━━━━━ Materials provided
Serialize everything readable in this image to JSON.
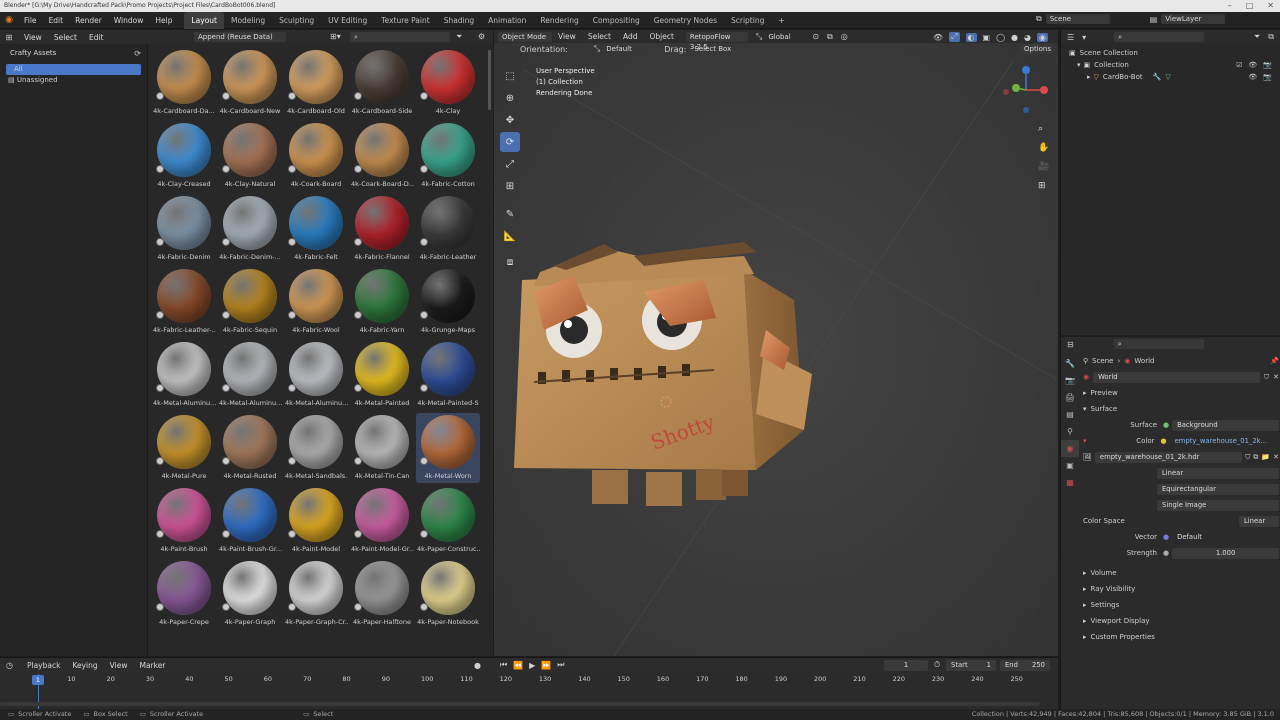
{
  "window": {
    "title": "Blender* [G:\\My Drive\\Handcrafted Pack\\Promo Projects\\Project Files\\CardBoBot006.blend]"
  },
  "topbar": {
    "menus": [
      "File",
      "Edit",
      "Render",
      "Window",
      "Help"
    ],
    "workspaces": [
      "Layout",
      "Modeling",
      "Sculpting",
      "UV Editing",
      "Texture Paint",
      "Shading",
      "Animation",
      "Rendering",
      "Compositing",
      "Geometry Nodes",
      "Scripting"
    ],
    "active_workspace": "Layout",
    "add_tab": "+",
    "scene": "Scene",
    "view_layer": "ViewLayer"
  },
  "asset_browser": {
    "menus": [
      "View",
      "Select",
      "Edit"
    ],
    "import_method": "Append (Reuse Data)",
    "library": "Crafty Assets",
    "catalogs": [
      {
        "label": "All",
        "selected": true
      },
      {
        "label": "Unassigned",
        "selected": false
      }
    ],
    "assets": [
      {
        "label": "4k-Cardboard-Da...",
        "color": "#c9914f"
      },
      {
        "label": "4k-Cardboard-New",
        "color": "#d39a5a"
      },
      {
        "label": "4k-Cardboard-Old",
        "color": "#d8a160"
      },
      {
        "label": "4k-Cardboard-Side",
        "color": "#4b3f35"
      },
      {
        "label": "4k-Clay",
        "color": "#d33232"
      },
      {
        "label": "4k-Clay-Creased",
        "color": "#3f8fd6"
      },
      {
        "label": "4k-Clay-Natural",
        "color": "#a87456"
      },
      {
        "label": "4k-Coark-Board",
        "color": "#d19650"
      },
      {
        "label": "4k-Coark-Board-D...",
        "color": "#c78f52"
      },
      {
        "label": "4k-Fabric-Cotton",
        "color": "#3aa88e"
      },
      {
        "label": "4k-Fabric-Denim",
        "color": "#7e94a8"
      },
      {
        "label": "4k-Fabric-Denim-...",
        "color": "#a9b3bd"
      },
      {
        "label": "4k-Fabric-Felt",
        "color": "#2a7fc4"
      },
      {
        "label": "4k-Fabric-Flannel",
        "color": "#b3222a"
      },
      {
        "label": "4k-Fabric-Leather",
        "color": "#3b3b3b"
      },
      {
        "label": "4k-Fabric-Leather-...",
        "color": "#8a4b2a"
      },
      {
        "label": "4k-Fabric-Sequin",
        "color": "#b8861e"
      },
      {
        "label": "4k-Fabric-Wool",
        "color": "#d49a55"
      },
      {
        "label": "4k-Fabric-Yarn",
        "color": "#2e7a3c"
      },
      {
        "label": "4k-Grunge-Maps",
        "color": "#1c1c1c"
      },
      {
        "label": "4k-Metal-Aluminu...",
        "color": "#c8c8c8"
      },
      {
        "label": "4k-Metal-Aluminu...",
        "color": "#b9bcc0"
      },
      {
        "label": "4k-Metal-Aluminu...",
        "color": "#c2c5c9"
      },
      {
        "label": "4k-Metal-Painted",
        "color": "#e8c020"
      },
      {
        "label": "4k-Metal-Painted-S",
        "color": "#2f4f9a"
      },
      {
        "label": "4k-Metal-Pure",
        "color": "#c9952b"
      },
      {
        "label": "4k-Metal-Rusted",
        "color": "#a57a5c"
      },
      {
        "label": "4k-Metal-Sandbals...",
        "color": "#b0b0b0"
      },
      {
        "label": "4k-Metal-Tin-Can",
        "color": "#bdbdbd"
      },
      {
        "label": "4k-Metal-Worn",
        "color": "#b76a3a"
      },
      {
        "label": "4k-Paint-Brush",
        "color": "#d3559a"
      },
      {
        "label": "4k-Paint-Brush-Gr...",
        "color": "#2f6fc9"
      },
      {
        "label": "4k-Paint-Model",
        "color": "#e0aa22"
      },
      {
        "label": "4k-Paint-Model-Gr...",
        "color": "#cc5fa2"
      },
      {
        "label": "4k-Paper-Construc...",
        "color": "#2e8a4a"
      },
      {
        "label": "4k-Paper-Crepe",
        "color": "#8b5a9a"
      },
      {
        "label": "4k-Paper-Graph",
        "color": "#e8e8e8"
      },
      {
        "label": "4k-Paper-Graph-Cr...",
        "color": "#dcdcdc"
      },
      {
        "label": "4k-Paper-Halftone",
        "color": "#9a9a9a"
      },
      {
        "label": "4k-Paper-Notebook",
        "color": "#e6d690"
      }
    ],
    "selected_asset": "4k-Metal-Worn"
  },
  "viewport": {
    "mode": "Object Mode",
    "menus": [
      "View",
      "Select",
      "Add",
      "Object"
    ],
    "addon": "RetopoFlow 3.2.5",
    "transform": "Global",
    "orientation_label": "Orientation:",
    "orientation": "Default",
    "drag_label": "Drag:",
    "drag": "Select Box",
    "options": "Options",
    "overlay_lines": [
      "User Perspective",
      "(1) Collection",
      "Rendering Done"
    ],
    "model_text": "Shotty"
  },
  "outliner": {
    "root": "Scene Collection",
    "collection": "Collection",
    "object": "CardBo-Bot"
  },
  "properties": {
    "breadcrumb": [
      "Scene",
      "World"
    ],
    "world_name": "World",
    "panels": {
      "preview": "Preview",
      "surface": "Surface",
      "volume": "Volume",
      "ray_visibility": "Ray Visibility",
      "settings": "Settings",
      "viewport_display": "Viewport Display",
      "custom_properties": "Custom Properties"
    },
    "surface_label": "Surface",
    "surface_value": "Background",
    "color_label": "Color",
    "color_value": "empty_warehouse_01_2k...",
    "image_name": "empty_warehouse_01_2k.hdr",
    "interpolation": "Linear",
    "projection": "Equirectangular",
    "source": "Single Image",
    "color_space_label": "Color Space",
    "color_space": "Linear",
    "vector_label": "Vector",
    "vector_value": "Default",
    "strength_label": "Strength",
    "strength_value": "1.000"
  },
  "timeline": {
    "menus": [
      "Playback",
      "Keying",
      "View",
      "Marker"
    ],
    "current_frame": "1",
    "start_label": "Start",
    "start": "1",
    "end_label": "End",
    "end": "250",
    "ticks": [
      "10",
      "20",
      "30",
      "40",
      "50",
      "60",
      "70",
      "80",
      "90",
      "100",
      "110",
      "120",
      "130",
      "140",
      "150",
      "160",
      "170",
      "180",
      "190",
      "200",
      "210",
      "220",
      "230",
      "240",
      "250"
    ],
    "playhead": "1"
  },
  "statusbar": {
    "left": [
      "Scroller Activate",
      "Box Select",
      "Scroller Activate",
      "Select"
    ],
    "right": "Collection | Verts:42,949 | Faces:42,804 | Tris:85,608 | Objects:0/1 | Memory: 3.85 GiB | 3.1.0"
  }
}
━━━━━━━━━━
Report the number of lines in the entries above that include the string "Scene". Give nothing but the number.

3